§ **Excerpts from an interface dataset**:
↓↓↓
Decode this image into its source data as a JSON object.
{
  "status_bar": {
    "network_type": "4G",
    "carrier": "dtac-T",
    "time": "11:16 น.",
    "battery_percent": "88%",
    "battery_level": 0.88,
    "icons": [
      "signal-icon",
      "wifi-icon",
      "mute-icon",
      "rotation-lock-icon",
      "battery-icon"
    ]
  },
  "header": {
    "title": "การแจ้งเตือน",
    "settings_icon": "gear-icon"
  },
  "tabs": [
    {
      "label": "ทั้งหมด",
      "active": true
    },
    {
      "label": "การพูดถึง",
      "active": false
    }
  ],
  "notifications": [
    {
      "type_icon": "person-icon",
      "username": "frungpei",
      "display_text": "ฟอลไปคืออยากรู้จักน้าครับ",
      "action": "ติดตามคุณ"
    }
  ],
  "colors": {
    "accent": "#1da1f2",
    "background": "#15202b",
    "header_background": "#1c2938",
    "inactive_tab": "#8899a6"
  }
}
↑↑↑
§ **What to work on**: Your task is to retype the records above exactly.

§ **Result for this exercise**:
Decode this image into its source data as a JSON object.
{
  "status_bar": {
    "network_type": "4G",
    "carrier": "dtac-T",
    "time": "11:16 น.",
    "battery_percent": "88%",
    "battery_level": 0.88,
    "icons": [
      "signal-icon",
      "wifi-icon",
      "mute-icon",
      "rotation-lock-icon",
      "battery-icon"
    ]
  },
  "header": {
    "title": "การแจ้งเตือน",
    "settings_icon": "gear-icon"
  },
  "tabs": [
    {
      "label": "ทั้งหมด",
      "active": true
    },
    {
      "label": "การพูดถึง",
      "active": false
    }
  ],
  "notifications": [
    {
      "type_icon": "person-icon",
      "username": "frungpei",
      "display_text": "ฟอลไปคืออยากรู้จักน้าครับ",
      "action": "ติดตามคุณ"
    }
  ],
  "colors": {
    "accent": "#1da1f2",
    "background": "#15202b",
    "header_background": "#1c2938",
    "inactive_tab": "#8899a6"
  }
}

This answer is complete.